The findings come from studying a synthetic version of whitlockite, a rare mineral on Earth. The research team ran shock-compression experiments to simulate the conditions that happen when a Martian sample is ejected from Mars into space; a fraction of these meteorites then make their way to Earth, where they fall on the surface and are collected.
Scientists studied the sample using X-ray experiments at Berkeley Lab's Advanced Light Source and at Argonne National Laboratory's Advanced Photon Source. Results show that the whitlockite becomes dehydrated and creates a mineral called merrillite, which has been found many times in Martian meteorites.
"If even a part of merrillite had been whitlockite before, it changes the water budget of Mars dramatically," Oliver Tschauner, co-leader of the study and a research professor in the Department of Geoscience at the University of Nevada, Las Vegas, said in a statement.
If the study proves true of actual Martian meteorites, this would help resolve a discrepancy between meteorite studies and examinations on the planet itself. While meteorite studies showed that Mars was dry, examinations by Martian rovers show abundant evidence of water. Certain minerals (such as hematite) formed in the presence of water. The Curiosity rover has also seen rounded pebbles and other evidence of ancient streambeds.
|The Mojave Crater on Mars, which is believed to be the source of some Martian meteorites found on Earth, is pictured here in a rendering produced by the HIRISE camera on NASA's Mars Reconnaissance Orbiter.|
Whitlockite contains phosphorous — a needed element for life on Earth — and can also dissolve in water. Since merrillite is found in so many Martian meteorites, the study suggests that habitable conditions for life on Mars were common, at least in the region from where the meteorites came.
"The only missing link now is to prove that (merrillite) had, in fact, really been Martian whitlockite before," Tschauner said. "We have to go back to the real meteorites and see if there had been traces of water."
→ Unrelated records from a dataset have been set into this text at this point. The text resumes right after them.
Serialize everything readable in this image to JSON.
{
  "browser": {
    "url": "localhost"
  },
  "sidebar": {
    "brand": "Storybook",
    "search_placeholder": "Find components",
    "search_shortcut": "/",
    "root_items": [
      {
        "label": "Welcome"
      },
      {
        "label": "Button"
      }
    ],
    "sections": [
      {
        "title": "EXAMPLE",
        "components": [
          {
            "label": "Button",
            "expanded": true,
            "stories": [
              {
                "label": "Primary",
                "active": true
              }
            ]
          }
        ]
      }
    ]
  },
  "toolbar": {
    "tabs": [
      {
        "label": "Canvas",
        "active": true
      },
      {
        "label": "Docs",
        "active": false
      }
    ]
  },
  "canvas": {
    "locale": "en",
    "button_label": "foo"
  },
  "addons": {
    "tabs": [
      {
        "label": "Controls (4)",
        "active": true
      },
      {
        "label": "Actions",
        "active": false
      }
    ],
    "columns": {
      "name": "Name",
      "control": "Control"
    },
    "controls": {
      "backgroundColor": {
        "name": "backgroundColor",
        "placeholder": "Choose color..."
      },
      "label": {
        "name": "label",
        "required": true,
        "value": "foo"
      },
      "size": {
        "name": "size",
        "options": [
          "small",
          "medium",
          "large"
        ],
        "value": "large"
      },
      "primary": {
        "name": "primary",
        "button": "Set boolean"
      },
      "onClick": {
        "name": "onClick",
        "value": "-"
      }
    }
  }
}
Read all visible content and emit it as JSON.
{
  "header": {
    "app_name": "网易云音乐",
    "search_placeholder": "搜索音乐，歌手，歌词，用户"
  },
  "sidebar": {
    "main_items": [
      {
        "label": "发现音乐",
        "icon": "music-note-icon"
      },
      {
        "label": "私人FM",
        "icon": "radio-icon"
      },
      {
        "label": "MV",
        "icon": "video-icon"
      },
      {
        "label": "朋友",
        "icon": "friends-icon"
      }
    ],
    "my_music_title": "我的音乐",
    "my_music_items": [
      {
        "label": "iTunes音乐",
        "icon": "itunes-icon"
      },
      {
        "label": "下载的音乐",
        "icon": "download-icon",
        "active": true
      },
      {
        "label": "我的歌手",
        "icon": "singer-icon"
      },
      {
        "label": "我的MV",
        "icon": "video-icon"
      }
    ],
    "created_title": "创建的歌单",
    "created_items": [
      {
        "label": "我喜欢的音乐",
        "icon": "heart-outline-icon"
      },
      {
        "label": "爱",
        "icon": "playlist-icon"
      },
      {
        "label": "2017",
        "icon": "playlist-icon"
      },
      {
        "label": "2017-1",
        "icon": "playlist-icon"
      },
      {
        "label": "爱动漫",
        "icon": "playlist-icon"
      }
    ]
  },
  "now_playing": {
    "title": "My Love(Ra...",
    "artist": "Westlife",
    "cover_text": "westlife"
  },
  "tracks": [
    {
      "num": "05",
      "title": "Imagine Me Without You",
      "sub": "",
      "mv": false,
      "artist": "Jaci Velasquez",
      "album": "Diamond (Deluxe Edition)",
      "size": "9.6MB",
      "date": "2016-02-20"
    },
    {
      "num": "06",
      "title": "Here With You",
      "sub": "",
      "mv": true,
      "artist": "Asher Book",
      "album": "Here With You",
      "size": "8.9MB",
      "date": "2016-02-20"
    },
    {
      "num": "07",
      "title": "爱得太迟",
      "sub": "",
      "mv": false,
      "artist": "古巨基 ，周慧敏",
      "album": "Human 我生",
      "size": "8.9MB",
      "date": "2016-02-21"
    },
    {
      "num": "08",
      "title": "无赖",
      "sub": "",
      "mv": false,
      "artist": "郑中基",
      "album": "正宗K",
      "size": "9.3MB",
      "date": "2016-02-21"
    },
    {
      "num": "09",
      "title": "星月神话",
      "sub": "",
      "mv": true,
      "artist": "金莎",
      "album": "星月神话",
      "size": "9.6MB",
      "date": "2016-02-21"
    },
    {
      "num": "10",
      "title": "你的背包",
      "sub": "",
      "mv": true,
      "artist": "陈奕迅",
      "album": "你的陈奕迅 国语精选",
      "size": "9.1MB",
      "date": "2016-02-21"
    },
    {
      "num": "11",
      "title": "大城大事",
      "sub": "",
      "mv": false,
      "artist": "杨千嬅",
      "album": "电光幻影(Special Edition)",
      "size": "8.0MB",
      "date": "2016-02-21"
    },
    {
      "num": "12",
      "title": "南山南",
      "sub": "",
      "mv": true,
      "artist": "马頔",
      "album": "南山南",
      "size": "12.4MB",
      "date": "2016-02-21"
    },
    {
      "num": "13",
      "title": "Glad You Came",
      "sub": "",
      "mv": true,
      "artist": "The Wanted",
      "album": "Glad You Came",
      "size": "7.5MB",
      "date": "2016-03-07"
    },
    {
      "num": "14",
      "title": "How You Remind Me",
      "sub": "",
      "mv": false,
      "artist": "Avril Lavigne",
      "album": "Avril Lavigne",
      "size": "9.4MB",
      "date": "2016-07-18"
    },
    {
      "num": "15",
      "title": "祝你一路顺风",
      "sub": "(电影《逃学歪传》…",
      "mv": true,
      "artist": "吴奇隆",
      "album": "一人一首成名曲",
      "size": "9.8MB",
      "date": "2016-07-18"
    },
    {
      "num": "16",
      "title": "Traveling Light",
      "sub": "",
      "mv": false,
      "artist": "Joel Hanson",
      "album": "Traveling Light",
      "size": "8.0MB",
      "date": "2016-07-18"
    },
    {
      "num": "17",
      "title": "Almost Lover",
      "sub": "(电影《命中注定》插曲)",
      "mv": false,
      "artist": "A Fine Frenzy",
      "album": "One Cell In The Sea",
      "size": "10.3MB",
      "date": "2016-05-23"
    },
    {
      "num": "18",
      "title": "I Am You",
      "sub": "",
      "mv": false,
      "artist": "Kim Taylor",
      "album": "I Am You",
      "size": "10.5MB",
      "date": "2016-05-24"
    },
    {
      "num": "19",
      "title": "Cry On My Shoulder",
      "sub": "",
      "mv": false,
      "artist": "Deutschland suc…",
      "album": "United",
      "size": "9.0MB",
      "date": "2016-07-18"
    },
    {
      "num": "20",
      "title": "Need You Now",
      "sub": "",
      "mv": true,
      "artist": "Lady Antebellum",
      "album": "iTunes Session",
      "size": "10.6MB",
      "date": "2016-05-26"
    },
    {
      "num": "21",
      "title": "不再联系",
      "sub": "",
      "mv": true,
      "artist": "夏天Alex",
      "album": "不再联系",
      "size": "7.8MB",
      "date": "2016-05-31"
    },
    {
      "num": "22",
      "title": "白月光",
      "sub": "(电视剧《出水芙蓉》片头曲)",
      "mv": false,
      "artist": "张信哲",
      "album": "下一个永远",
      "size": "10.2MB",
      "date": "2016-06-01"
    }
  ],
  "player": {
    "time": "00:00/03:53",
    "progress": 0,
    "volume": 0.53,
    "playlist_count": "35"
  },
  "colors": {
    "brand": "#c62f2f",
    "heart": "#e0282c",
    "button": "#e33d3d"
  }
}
A key limitation of the study is the origins of Martian meteorites. Many collected on Earth likely came from one region of Mars, and only during a narrow time period: 150-586 million years ago. These meteorites represent samples below the surface that were excavated when an impact on Mars sent them flying off the planet. Because these samples were buried, they are believed to indicate the Martian environment in the more ancient past.
Read more at Discovery News